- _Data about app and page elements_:
* * * * *

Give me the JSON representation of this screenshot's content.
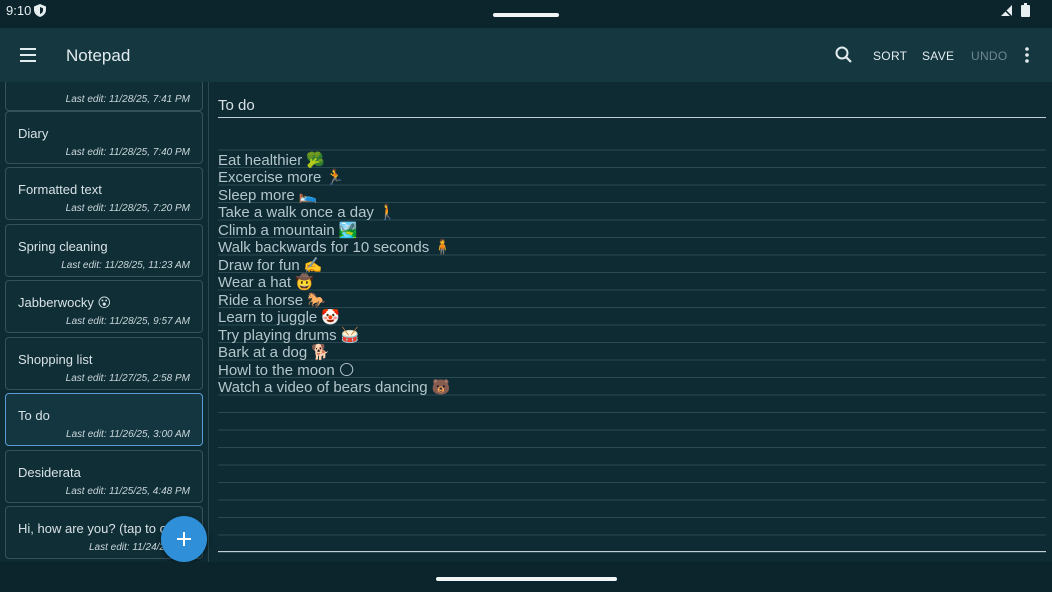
{
  "status_bar": {
    "time": "9:10"
  },
  "app_bar": {
    "title": "Notepad",
    "actions": {
      "sort": "SORT",
      "save": "SAVE",
      "undo": "UNDO"
    }
  },
  "notes": [
    {
      "title": "",
      "date": "Last edit: 11/28/25, 7:41 PM"
    },
    {
      "title": "Diary",
      "date": "Last edit: 11/28/25, 7:40 PM"
    },
    {
      "title": "Formatted text",
      "date": "Last edit: 11/28/25, 7:20 PM"
    },
    {
      "title": "Spring cleaning",
      "date": "Last edit: 11/28/25, 11:23 AM"
    },
    {
      "title": "Jabberwocky 😮",
      "date": "Last edit: 11/28/25, 9:57 AM"
    },
    {
      "title": "Shopping list",
      "date": "Last edit: 11/27/25, 2:58 PM"
    },
    {
      "title": "To do",
      "date": "Last edit: 11/26/25, 3:00 AM"
    },
    {
      "title": "Desiderata",
      "date": "Last edit: 11/25/25, 4:48 PM"
    },
    {
      "title": "Hi, how are you? (tap to o",
      "date": "Last edit: 11/24/25, 10:"
    }
  ],
  "editor": {
    "title": "To do",
    "lines": [
      "",
      "Eat healthier 🥦",
      "Excercise more 🏃",
      "Sleep more 🛌",
      "Take a walk once a day 🚶",
      "Climb a mountain 🏞️",
      "Walk backwards for 10 seconds 🧍",
      "Draw for fun ✍️",
      "Wear a hat 🤠",
      "Ride a horse 🐎",
      "Learn to juggle 🤡",
      "Try playing drums 🥁",
      "Bark at a dog 🐕",
      "Howl to the moon 🌕",
      "Watch a video of bears dancing 🐻"
    ]
  },
  "fab": {
    "label": "+"
  },
  "colors": {
    "accent": "#2f8fd8",
    "selected_border": "#5b9bd5",
    "app_bar": "#143740",
    "background": "#0e2a32"
  },
  "icons": [
    "shield-icon",
    "signal-icon",
    "battery-icon",
    "menu-icon",
    "search-icon",
    "more-vert-icon",
    "add-icon"
  ]
}
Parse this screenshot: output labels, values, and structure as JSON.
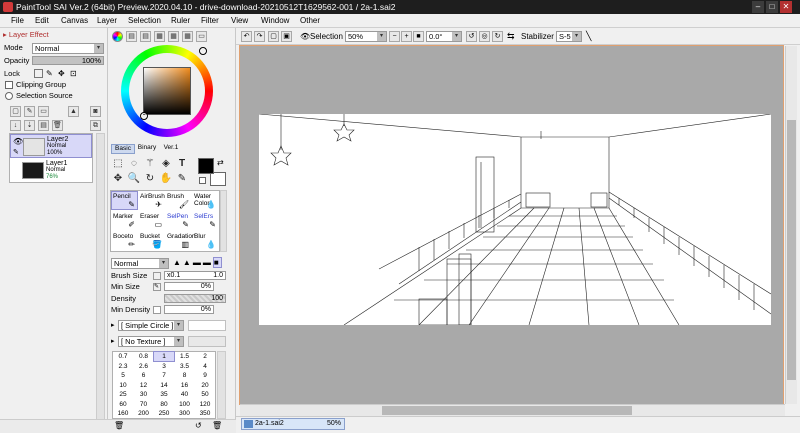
{
  "window": {
    "title": "PaintTool SAI Ver.2 (64bit) Preview.2020.04.10 - drive-download-20210512T1629562-001 / 2a-1.sai2",
    "minimize": "–",
    "maximize": "□",
    "close": "✕"
  },
  "menu": [
    "File",
    "Edit",
    "Canvas",
    "Layer",
    "Selection",
    "Ruler",
    "Filter",
    "View",
    "Window",
    "Other"
  ],
  "layer_panel": {
    "header": "Layer Effect",
    "mode_label": "Mode",
    "mode_value": "Normal",
    "opacity_label": "Opacity",
    "opacity_value": "100%",
    "opacity_fraction": 1.0,
    "lock_label": "Lock",
    "clipping_group": "Clipping Group",
    "selection_source": "Selection Source",
    "layers": [
      {
        "name": "Layer2",
        "mode": "Normal",
        "opacity": "100%",
        "selected": true
      },
      {
        "name": "Layer1",
        "mode": "Normal",
        "opacity": "76%",
        "selected": false
      }
    ]
  },
  "color_panel": {
    "tabs": [
      "Basic",
      "Binary",
      "Ver.1"
    ],
    "fg_color": "#000000",
    "bg_color": "#ffffff",
    "hue_color": "#f08c1e"
  },
  "tools": {
    "brush_grid": [
      {
        "label": "Pencil",
        "selected": true
      },
      {
        "label": "AirBrush",
        "selected": false
      },
      {
        "label": "Brush",
        "selected": false
      },
      {
        "label": "Water Color",
        "selected": false
      },
      {
        "label": "Marker",
        "selected": false
      },
      {
        "label": "Eraser",
        "selected": false
      },
      {
        "label": "SelPen",
        "selected": false
      },
      {
        "label": "SelErs",
        "selected": false
      },
      {
        "label": "Boceto",
        "selected": false
      },
      {
        "label": "Bucket",
        "selected": false
      },
      {
        "label": "Gradation",
        "selected": false
      },
      {
        "label": "Blur",
        "selected": false
      }
    ],
    "blend_mode": "Normal",
    "brush_size_label": "Brush Size",
    "brush_size_mult": "x0.1",
    "brush_size_value": "1.0",
    "min_size_label": "Min Size",
    "min_size_value": "0%",
    "density_label": "Density",
    "density_value": "100",
    "min_density_label": "Min Density",
    "min_density_value": "0%",
    "shape": "[ Simple Circle ]",
    "texture": "[ No Texture ]",
    "size_presets": [
      "0.7",
      "0.8",
      "1",
      "1.5",
      "2",
      "2.3",
      "2.6",
      "3",
      "3.5",
      "4",
      "5",
      "6",
      "7",
      "8",
      "9",
      "10",
      "12",
      "14",
      "16",
      "20",
      "25",
      "30",
      "35",
      "40",
      "50",
      "60",
      "70",
      "80",
      "100",
      "120",
      "160",
      "200",
      "250",
      "300",
      "350"
    ],
    "selected_size": "1"
  },
  "canvas_toolbar": {
    "selection_label": "Selection",
    "zoom": "50%",
    "angle": "0.0°",
    "stabilizer_label": "Stabilizer",
    "stabilizer_value": "S-5"
  },
  "document_tab": {
    "name": "2a-1.sai2",
    "zoom": "50%"
  },
  "colors": {
    "accent_border": "#e0a070",
    "layer_selected": "#d8d8f8",
    "canvas_bg": "#a9a9a9"
  }
}
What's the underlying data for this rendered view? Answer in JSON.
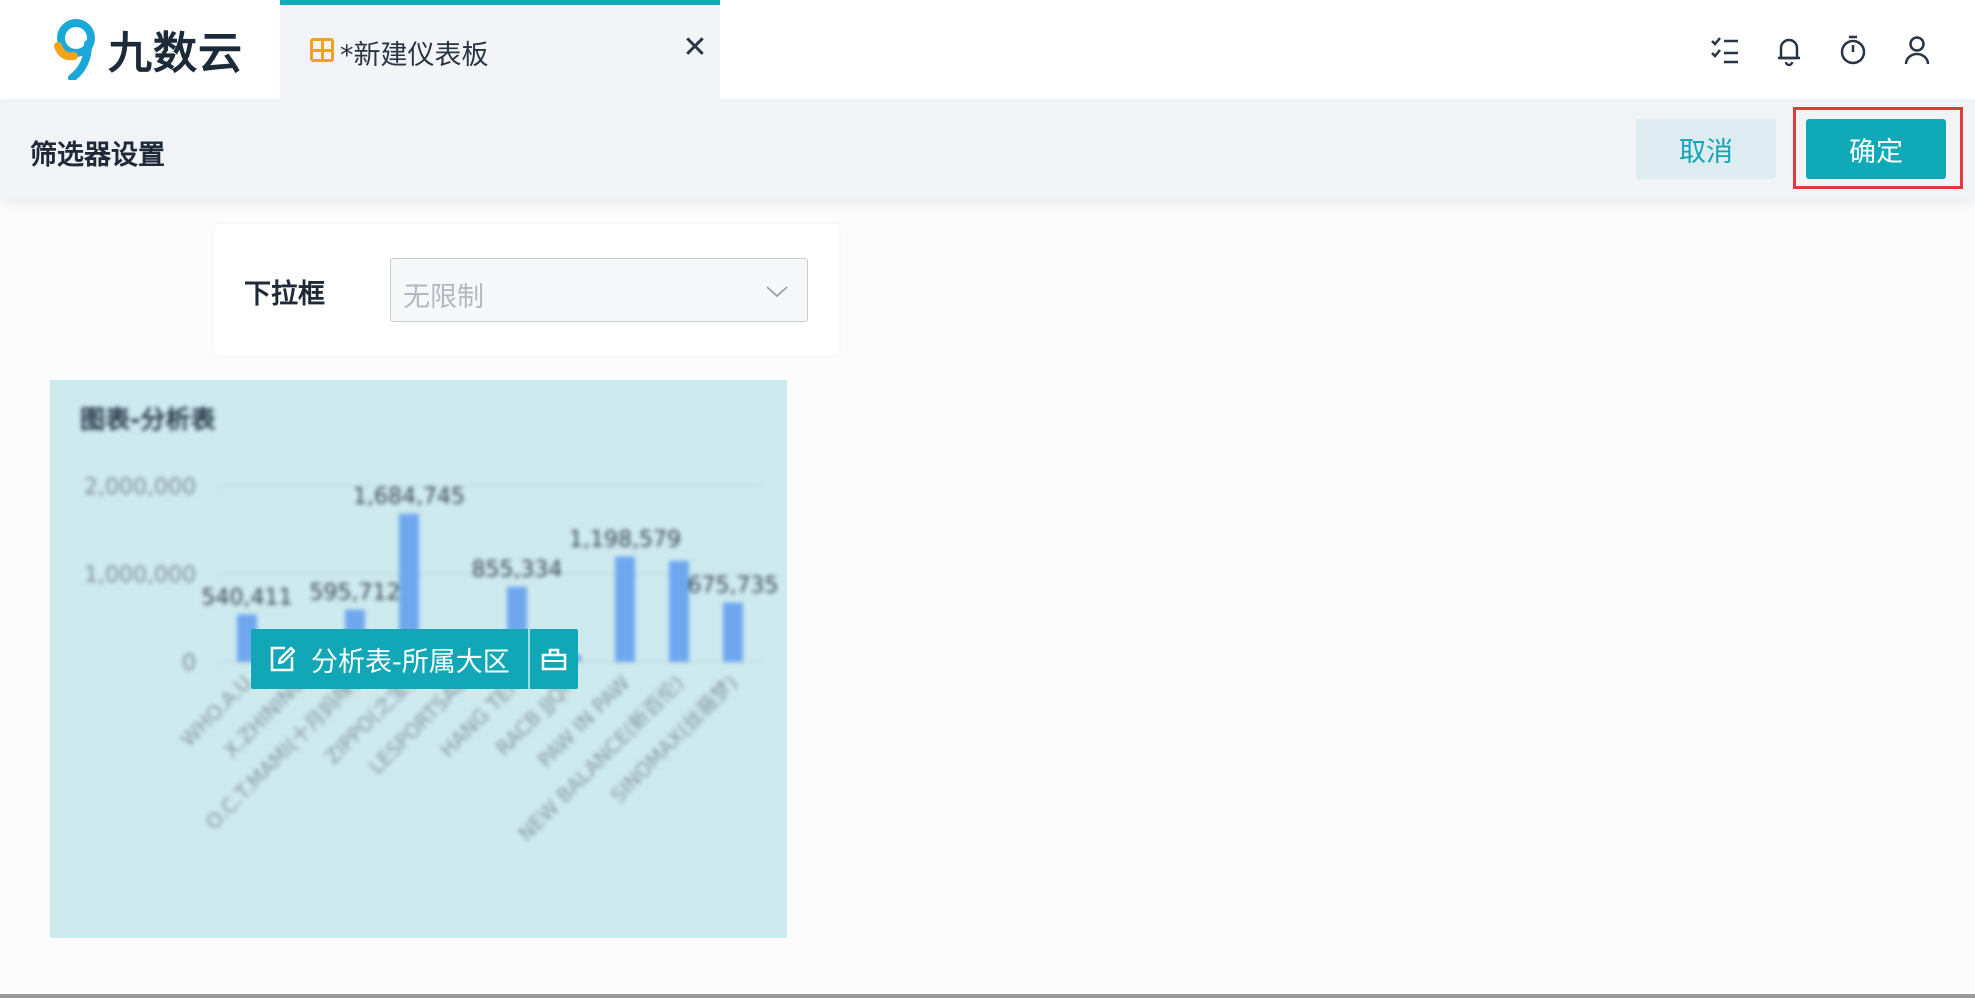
{
  "app": {
    "logo_text": "九数云"
  },
  "tab": {
    "title": "*新建仪表板",
    "close_label": "✕"
  },
  "header_icons": [
    "checklist-icon",
    "bell-icon",
    "timer-icon",
    "user-icon"
  ],
  "settings": {
    "title": "筛选器设置",
    "cancel_label": "取消",
    "confirm_label": "确定"
  },
  "filter": {
    "label": "下拉框",
    "value": "无限制"
  },
  "chart": {
    "title": "图表-分析表",
    "widget_label": "分析表-所属大区"
  },
  "chart_data": {
    "type": "bar",
    "title": "图表-分析表",
    "categories": [
      "WHO.A.U",
      "X.ZHINING",
      "O.C.T.MAMI(十月妈咪)",
      "ZIPPO(之宝)",
      "LESPORTSAC",
      "HANG TEN",
      "RACB JJQN",
      "PAW IN PAW",
      "NEW BALANCE(新百伦)",
      "SINOMAX(丝薇梦)"
    ],
    "values": [
      540411,
      120000,
      595712,
      1684745,
      130000,
      855334,
      82000,
      1198579,
      1150000,
      675735
    ],
    "value_labels": [
      "540,411",
      "",
      "595,712",
      "1,684,745",
      "",
      "855,334",
      "",
      "1,198,579",
      "",
      "675,735"
    ],
    "yticks": [
      "0",
      "1,000,000",
      "2,000,000"
    ],
    "ylim": [
      0,
      2000000
    ],
    "color": "#6fa7ef"
  },
  "colors": {
    "accent": "#10a9b8",
    "highlight_frame": "#e23b3b",
    "tab_icon": "#f0a21a"
  }
}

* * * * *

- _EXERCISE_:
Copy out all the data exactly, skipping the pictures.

- _SOLUTION TO THE EXERCISE_:
Give me the JSON representation of this screenshot's content.
{
  "status_bar": {
    "time": "9:10"
  },
  "app_bar": {
    "title": "Notepad",
    "actions": {
      "sort": "SORT",
      "save": "SAVE",
      "undo": "UNDO"
    }
  },
  "notes": [
    {
      "title": "",
      "date": "Last edit: 11/28/25, 7:41 PM"
    },
    {
      "title": "Diary",
      "date": "Last edit: 11/28/25, 7:40 PM"
    },
    {
      "title": "Formatted text",
      "date": "Last edit: 11/28/25, 7:20 PM"
    },
    {
      "title": "Spring cleaning",
      "date": "Last edit: 11/28/25, 11:23 AM"
    },
    {
      "title": "Jabberwocky 😮",
      "date": "Last edit: 11/28/25, 9:57 AM"
    },
    {
      "title": "Shopping list",
      "date": "Last edit: 11/27/25, 2:58 PM"
    },
    {
      "title": "To do",
      "date": "Last edit: 11/26/25, 3:00 AM"
    },
    {
      "title": "Desiderata",
      "date": "Last edit: 11/25/25, 4:48 PM"
    },
    {
      "title": "Hi, how are you? (tap to o",
      "date": "Last edit: 11/24/25, 10:"
    }
  ],
  "editor": {
    "title": "To do",
    "lines": [
      "",
      "Eat healthier 🥦",
      "Excercise more 🏃",
      "Sleep more 🛌",
      "Take a walk once a day 🚶",
      "Climb a mountain 🏞️",
      "Walk backwards for 10 seconds 🧍",
      "Draw for fun ✍️",
      "Wear a hat 🤠",
      "Ride a horse 🐎",
      "Learn to juggle 🤡",
      "Try playing drums 🥁",
      "Bark at a dog 🐕",
      "Howl to the moon 🌕",
      "Watch a video of bears dancing 🐻"
    ]
  },
  "fab": {
    "label": "+"
  },
  "colors": {
    "accent": "#2f8fd8",
    "selected_border": "#5b9bd5",
    "app_bar": "#143740",
    "background": "#0e2a32"
  },
  "icons": [
    "shield-icon",
    "signal-icon",
    "battery-icon",
    "menu-icon",
    "search-icon",
    "more-vert-icon",
    "add-icon"
  ]
}
Parse this screenshot: output labels, values, and structure as JSON.
{
  "window": {
    "title": "PaintTool SAI Ver.2 (64bit) Preview.2020.04.10 - drive-download-20210512T1629562-001 / 2a-1.sai2",
    "minimize": "–",
    "maximize": "□",
    "close": "✕"
  },
  "menu": [
    "File",
    "Edit",
    "Canvas",
    "Layer",
    "Selection",
    "Ruler",
    "Filter",
    "View",
    "Window",
    "Other"
  ],
  "layer_panel": {
    "header": "Layer Effect",
    "mode_label": "Mode",
    "mode_value": "Normal",
    "opacity_label": "Opacity",
    "opacity_value": "100%",
    "opacity_fraction": 1.0,
    "lock_label": "Lock",
    "clipping_group": "Clipping Group",
    "selection_source": "Selection Source",
    "layers": [
      {
        "name": "Layer2",
        "mode": "Normal",
        "opacity": "100%",
        "selected": true
      },
      {
        "name": "Layer1",
        "mode": "Normal",
        "opacity": "76%",
        "selected": false
      }
    ]
  },
  "color_panel": {
    "tabs": [
      "Basic",
      "Binary",
      "Ver.1"
    ],
    "fg_color": "#000000",
    "bg_color": "#ffffff",
    "hue_color": "#f08c1e"
  },
  "tools": {
    "brush_grid": [
      {
        "label": "Pencil",
        "selected": true
      },
      {
        "label": "AirBrush",
        "selected": false
      },
      {
        "label": "Brush",
        "selected": false
      },
      {
        "label": "Water Color",
        "selected": false
      },
      {
        "label": "Marker",
        "selected": false
      },
      {
        "label": "Eraser",
        "selected": false
      },
      {
        "label": "SelPen",
        "selected": false
      },
      {
        "label": "SelErs",
        "selected": false
      },
      {
        "label": "Boceto",
        "selected": false
      },
      {
        "label": "Bucket",
        "selected": false
      },
      {
        "label": "Gradation",
        "selected": false
      },
      {
        "label": "Blur",
        "selected": false
      }
    ],
    "blend_mode": "Normal",
    "brush_size_label": "Brush Size",
    "brush_size_mult": "x0.1",
    "brush_size_value": "1.0",
    "min_size_label": "Min Size",
    "min_size_value": "0%",
    "density_label": "Density",
    "density_value": "100",
    "min_density_label": "Min Density",
    "min_density_value": "0%",
    "shape": "[ Simple Circle ]",
    "texture": "[ No Texture ]",
    "size_presets": [
      "0.7",
      "0.8",
      "1",
      "1.5",
      "2",
      "2.3",
      "2.6",
      "3",
      "3.5",
      "4",
      "5",
      "6",
      "7",
      "8",
      "9",
      "10",
      "12",
      "14",
      "16",
      "20",
      "25",
      "30",
      "35",
      "40",
      "50",
      "60",
      "70",
      "80",
      "100",
      "120",
      "160",
      "200",
      "250",
      "300",
      "350"
    ],
    "selected_size": "1"
  },
  "canvas_toolbar": {
    "selection_label": "Selection",
    "zoom": "50%",
    "angle": "0.0°",
    "stabilizer_label": "Stabilizer",
    "stabilizer_value": "S-5"
  },
  "document_tab": {
    "name": "2a-1.sai2",
    "zoom": "50%"
  },
  "colors": {
    "accent_border": "#e0a070",
    "layer_selected": "#d8d8f8",
    "canvas_bg": "#a9a9a9"
  }
}
What's the underlying data for this rendered view? Answer in JSON.
{
  "app": {
    "logo_text": "九数云"
  },
  "tab": {
    "title": "*新建仪表板",
    "close_label": "✕"
  },
  "header_icons": [
    "checklist-icon",
    "bell-icon",
    "timer-icon",
    "user-icon"
  ],
  "settings": {
    "title": "筛选器设置",
    "cancel_label": "取消",
    "confirm_label": "确定"
  },
  "filter": {
    "label": "下拉框",
    "value": "无限制"
  },
  "chart": {
    "title": "图表-分析表",
    "widget_label": "分析表-所属大区"
  },
  "chart_data": {
    "type": "bar",
    "title": "图表-分析表",
    "categories": [
      "WHO.A.U",
      "X.ZHINING",
      "O.C.T.MAMI(十月妈咪)",
      "ZIPPO(之宝)",
      "LESPORTSAC",
      "HANG TEN",
      "RACB JJQN",
      "PAW IN PAW",
      "NEW BALANCE(新百伦)",
      "SINOMAX(丝薇梦)"
    ],
    "values": [
      540411,
      120000,
      595712,
      1684745,
      130000,
      855334,
      82000,
      1198579,
      1150000,
      675735
    ],
    "value_labels": [
      "540,411",
      "",
      "595,712",
      "1,684,745",
      "",
      "855,334",
      "",
      "1,198,579",
      "",
      "675,735"
    ],
    "yticks": [
      "0",
      "1,000,000",
      "2,000,000"
    ],
    "ylim": [
      0,
      2000000
    ],
    "color": "#6fa7ef"
  },
  "colors": {
    "accent": "#10a9b8",
    "highlight_frame": "#e23b3b",
    "tab_icon": "#f0a21a"
  }
}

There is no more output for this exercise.